South Africa and Ethiopia are both experiencing healthy growth despite the protests, while Zimbabwe is tanking. Excluding Zim’s recent plunge, all three countries were performing very much like the U.S. over the last 4-5 years: modest but steady growth and improved employment. So what’s going on?
Let’s examine their individual situations, first.
Zimbabwe protests are nothing new. They have continued virtually unabated for ten years, although not at the crisis levels of the last several months. But until recently it’s been mostly political protest, anger with the aging dictator, Robert Mugabe, and his refusal to broaden the government to include opposition politicians.
Last year the country’s always poor economy started to collapse. Protests widened over taxes and tariffs, something rather arcane to a street protest. It all then blew apart when the government announced it was abandoning the U.S. dollar as its currency and would begin printing its own money, again.
This is insanity and every half-educated Zimbabwean knows it. It was what sparked the most violent protests the country has seen that continue now nearly every day.
In Ethiopia the majority tribes have long been ruled by the minority Tigrean tribe in a dynamic not dissimilar to the Watutsis overlording the Hutus in Rwanda. Like Rwanda, the country’s economic statistics look very good, out performing most of the rest of Africa.
Until this year. The current regime has been in power for more than a decade and so will logically take the blame for the economic downturn. The government’s response has been to exercise even further control of the market and the break point came recently when the government announced it was confiscating smaller farms in order to consolidate them as larger, state-controlled businesses.
South Africa’s student protests have now gone on for more than a year. Some major universities have been closed almost that entire time. The initial issue remains central: school fees are too high, but that central issue has grown into a more ambitious one that all higher education be free.
South Africa is the continent’s second largest economy after Nigeria, and like Nigeria is suffering from falling prices for natural resources. (In Nigeria’s case that’s oil; in South Africa’s it’s coal, gold and other minerals.)
It’s the economy, stupid.
That phrase so prevalent during political campaigns rings truer than ever in Africa, today. Each of the three countries today face political instability really and simply because their economies are not doing well enough. Very similar stories could be told about a score of other African countries as well.
Moralists may feel enchanted that bad economies highlight all the worst policies of existing societies, and that’s true. Zimbabwe should get rid of Mugabe. Ethiopia should grant greater liberties to the Oromo and Amharic. South Africa should move much more swiftly in resolving the student debt issue.
But even if all those central issues were somehow resolved well enough to satisfy the protestors, it wouldn’t stop the political turbulence. No better example of this exists than the South African student protests, because their initial demand to lower fees was accepted by the government rather quickly and expeditiously almost a year ago.

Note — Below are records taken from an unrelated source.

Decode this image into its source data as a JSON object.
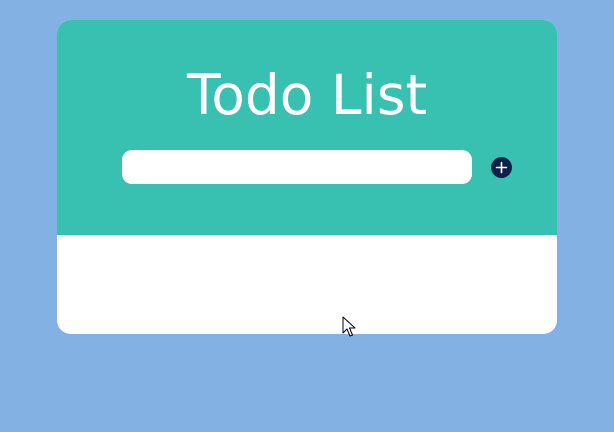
{
  "app": {
    "title": "Todo List"
  },
  "input": {
    "value": "",
    "placeholder": ""
  },
  "add_button": {
    "icon": "plus-circle-icon"
  },
  "todos": [],
  "colors": {
    "background": "#84b1e4",
    "header": "#38c0b0",
    "card_body": "#ffffff",
    "title_text": "#ffffff",
    "add_button": "#0e2247"
  }
}
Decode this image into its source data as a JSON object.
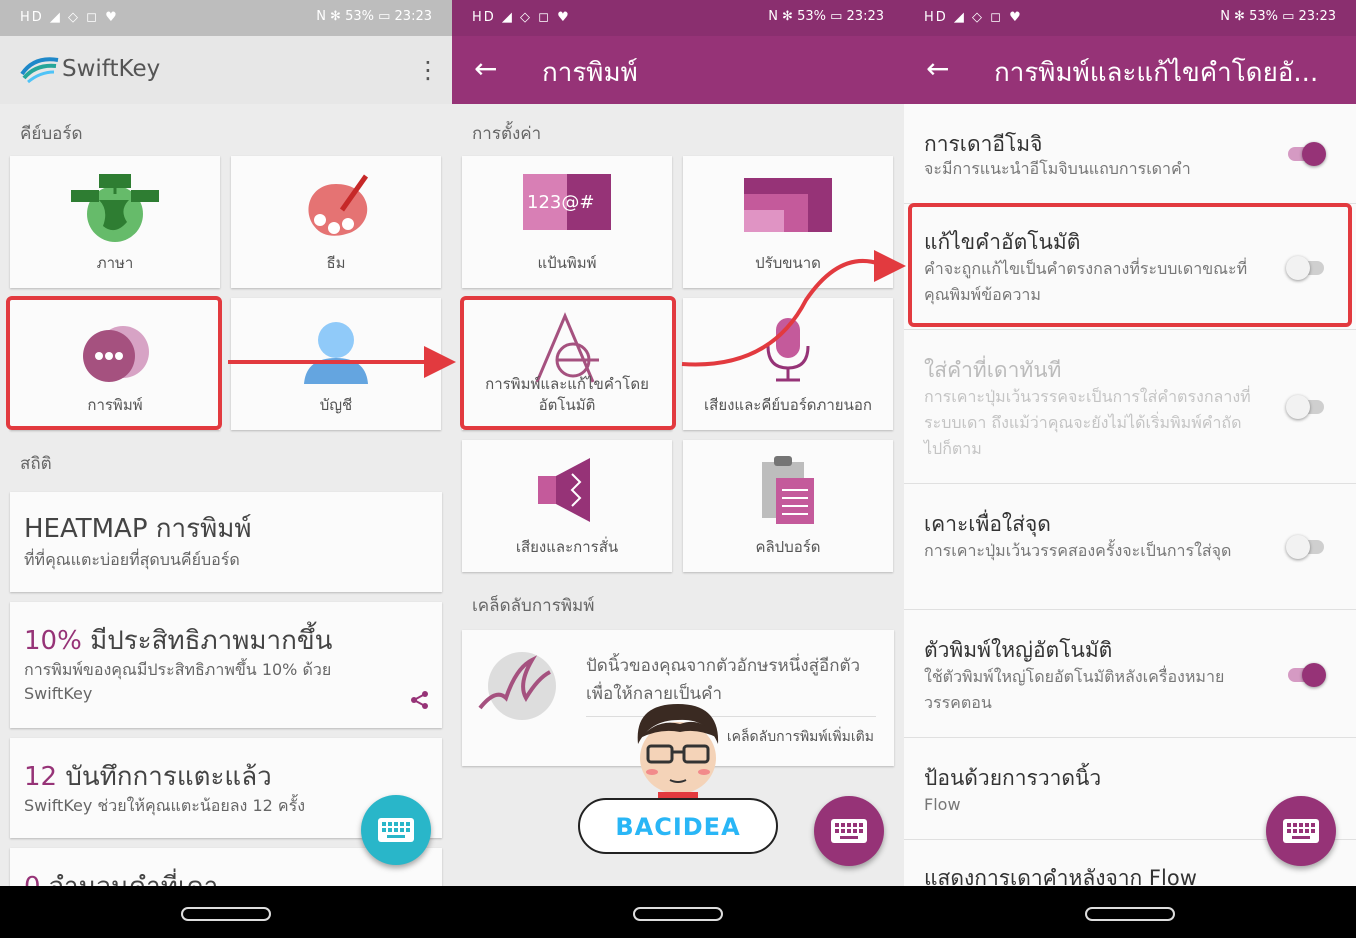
{
  "status": {
    "left_icons": "HD ◢ ◇ ◻ ♥",
    "right_text": "N ✻ 53% ▭ 23:23"
  },
  "panel1": {
    "app_name": "SwiftKey",
    "more_icon": "⋮",
    "keyboard_section": "คีย์บอร์ด",
    "tiles": [
      {
        "label": "ภาษา",
        "icon": "globe-icon"
      },
      {
        "label": "ธีม",
        "icon": "palette-icon"
      },
      {
        "label": "การพิมพ์",
        "icon": "chat-bubbles-icon"
      },
      {
        "label": "บัญชี",
        "icon": "account-icon"
      }
    ],
    "stats_section": "สถิติ",
    "cards": [
      {
        "title": "HEATMAP การพิมพ์",
        "subtitle": "ที่ที่คุณแตะบ่อยที่สุดบนคีย์บอร์ด"
      },
      {
        "number": "10%",
        "title": "มีประสิทธิภาพมากขึ้น",
        "subtitle": "การพิมพ์ของคุณมีประสิทธิภาพขึ้น 10% ด้วย SwiftKey"
      },
      {
        "number": "12",
        "title": "บันทึกการแตะแล้ว",
        "subtitle": "SwiftKey ช่วยให้คุณแตะน้อยลง 12 ครั้ง"
      },
      {
        "number": "0",
        "title": "จำนวนคำที่เดา"
      }
    ]
  },
  "panel2": {
    "back": "←",
    "title": "การพิมพ์",
    "settings_section": "การตั้งค่า",
    "tiles": [
      {
        "label": "แป้นพิมพ์",
        "icon": "keyboard-layout-icon"
      },
      {
        "label": "ปรับขนาด",
        "icon": "resize-icon"
      },
      {
        "label": "การพิมพ์และแก้ไขคำโดยอัตโนมัติ",
        "icon": "typing-autocorrect-icon"
      },
      {
        "label": "เสียงและคีย์บอร์ดภายนอก",
        "icon": "microphone-icon"
      },
      {
        "label": "เสียงและการสั่น",
        "icon": "speaker-icon"
      },
      {
        "label": "คลิปบอร์ด",
        "icon": "clipboard-icon"
      }
    ],
    "tips_section": "เคล็ดลับการพิมพ์",
    "tip_text": "ปัดนิ้วของคุณจากตัวอักษรหนึ่งสู่อีกตัวเพื่อให้กลายเป็นคำ",
    "tip_link": "เคล็ดลับการพิมพ์เพิ่มเติม",
    "watermark": "BACIDEA"
  },
  "panel3": {
    "back": "←",
    "title": "การพิมพ์และแก้ไขคำโดยอั...",
    "rows": [
      {
        "title": "การเดาอีโมจิ",
        "subtitle": "จะมีการแนะนำอีโมจิบนแถบการเดาคำ",
        "toggle": true
      },
      {
        "title": "แก้ไขคำอัตโนมัติ",
        "subtitle": "คำจะถูกแก้ไขเป็นคำตรงกลางที่ระบบเดาขณะที่คุณพิมพ์ข้อความ",
        "toggle": false
      },
      {
        "title": "ใส่คำที่เดาทันที",
        "subtitle": "การเคาะปุ่มเว้นวรรคจะเป็นการใส่คำตรงกลางที่ระบบเดา ถึงแม้ว่าคุณจะยังไม่ได้เริ่มพิมพ์คำถัดไปก็ตาม",
        "toggle": false
      },
      {
        "title": "เคาะเพื่อใส่จุด",
        "subtitle": "การเคาะปุ่มเว้นวรรคสองครั้งจะเป็นการใส่จุด",
        "toggle": false
      },
      {
        "title": "ตัวพิมพ์ใหญ่อัตโนมัติ",
        "subtitle": "ใช้ตัวพิมพ์ใหญ่โดยอัตโนมัติหลังเครื่องหมายวรรคตอน",
        "toggle": true
      },
      {
        "title": "ป้อนด้วยการวาดนิ้ว",
        "subtitle": "Flow"
      },
      {
        "title": "แสดงการเดาคำหลังจาก Flow"
      }
    ]
  },
  "colors": {
    "accent": "#963377",
    "fab_teal": "#29b6c9",
    "highlight": "#e23a3f"
  }
}
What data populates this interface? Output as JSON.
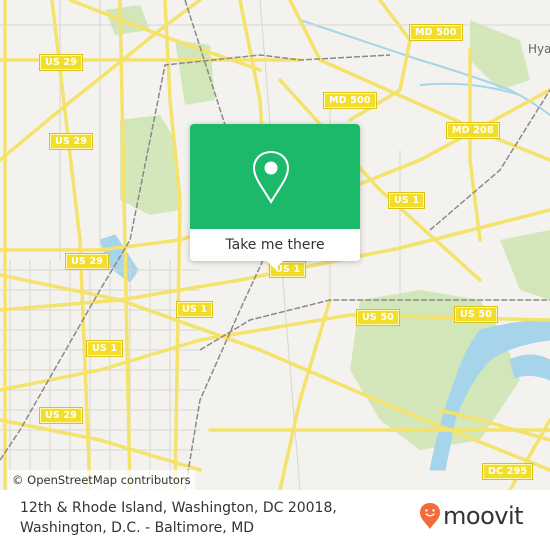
{
  "map": {
    "route_shields": [
      {
        "label": "US 29"
      },
      {
        "label": "US 29"
      },
      {
        "label": "US 29"
      },
      {
        "label": "US 29"
      },
      {
        "label": "US 1"
      },
      {
        "label": "US 1"
      },
      {
        "label": "US 1"
      },
      {
        "label": "US 1"
      },
      {
        "label": "MD 500"
      },
      {
        "label": "MD 500"
      },
      {
        "label": "MD 208"
      },
      {
        "label": "US 50"
      },
      {
        "label": "US 50"
      },
      {
        "label": "DC 295"
      }
    ],
    "place_labels": [
      {
        "label": "Hya"
      }
    ],
    "attribution": "© OpenStreetMap contributors"
  },
  "popup": {
    "icon": "location-pin-icon",
    "button_label": "Take me there",
    "accent_color": "#1db96b"
  },
  "footer": {
    "address_line1": "12th & Rhode Island, Washington, DC 20018,",
    "address_line2": "Washington, D.C. - Baltimore, MD",
    "brand": "moovit",
    "brand_color": "#f26b3a"
  }
}
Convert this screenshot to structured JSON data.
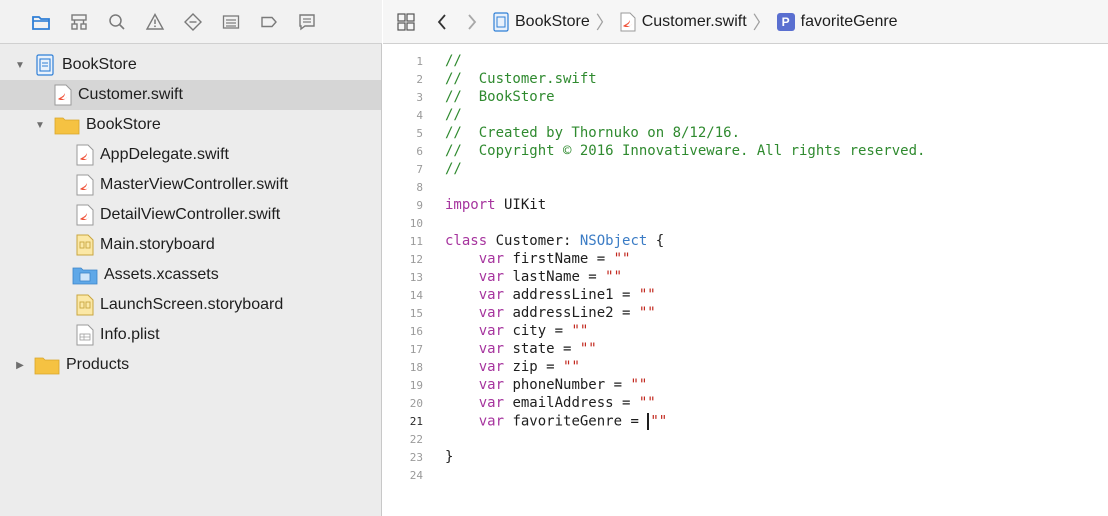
{
  "navigator": {
    "toolbar_icons": [
      {
        "name": "project-navigator-icon",
        "active": true
      },
      {
        "name": "symbol-navigator-icon",
        "active": false
      },
      {
        "name": "find-navigator-icon",
        "active": false
      },
      {
        "name": "issue-navigator-icon",
        "active": false
      },
      {
        "name": "test-navigator-icon",
        "active": false
      },
      {
        "name": "debug-navigator-icon",
        "active": false
      },
      {
        "name": "breakpoint-navigator-icon",
        "active": false
      },
      {
        "name": "report-navigator-icon",
        "active": false
      }
    ],
    "tree": {
      "project": "BookStore",
      "selected_file": "Customer.swift",
      "group": "BookStore",
      "files": [
        "AppDelegate.swift",
        "MasterViewController.swift",
        "DetailViewController.swift",
        "Main.storyboard",
        "Assets.xcassets",
        "LaunchScreen.storyboard",
        "Info.plist"
      ],
      "products": "Products"
    }
  },
  "jumpbar": {
    "project": "BookStore",
    "file": "Customer.swift",
    "symbol_badge": "P",
    "symbol": "favoriteGenre"
  },
  "editor": {
    "current_line": 21,
    "lines": [
      {
        "n": "1",
        "text": "//"
      },
      {
        "n": "2",
        "text": "//  Customer.swift"
      },
      {
        "n": "3",
        "text": "//  BookStore"
      },
      {
        "n": "4",
        "text": "//"
      },
      {
        "n": "5",
        "text": "//  Created by Thornuko on 8/12/16."
      },
      {
        "n": "6",
        "text": "//  Copyright © 2016 Innovativeware. All rights reserved."
      },
      {
        "n": "7",
        "text": "//"
      },
      {
        "n": "8",
        "text": ""
      },
      {
        "n": "9",
        "text": "import UIKit"
      },
      {
        "n": "10",
        "text": ""
      },
      {
        "n": "11",
        "text": "class Customer: NSObject {"
      },
      {
        "n": "12",
        "text": "    var firstName = \"\""
      },
      {
        "n": "13",
        "text": "    var lastName = \"\""
      },
      {
        "n": "14",
        "text": "    var addressLine1 = \"\""
      },
      {
        "n": "15",
        "text": "    var addressLine2 = \"\""
      },
      {
        "n": "16",
        "text": "    var city = \"\""
      },
      {
        "n": "17",
        "text": "    var state = \"\""
      },
      {
        "n": "18",
        "text": "    var zip = \"\""
      },
      {
        "n": "19",
        "text": "    var phoneNumber = \"\""
      },
      {
        "n": "20",
        "text": "    var emailAddress = \"\""
      },
      {
        "n": "21",
        "text": "    var favoriteGenre = \"\""
      },
      {
        "n": "22",
        "text": ""
      },
      {
        "n": "23",
        "text": "}"
      },
      {
        "n": "24",
        "text": ""
      }
    ]
  },
  "colors": {
    "comment": "#2f8a2f",
    "keyword": "#a6349e",
    "type": "#3b7cc5",
    "string": "#c2271d",
    "selection": "#d6d6d6",
    "folder": "#f5c242",
    "accent": "#2f7fd6"
  }
}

Then, suddenly, it wasn’t enough. That would now be likely true if Mugabe died and the Oromo got true democratic representation.
The problem is deeper and these are but the symptoms. Aspirin doesn’t cure the flu.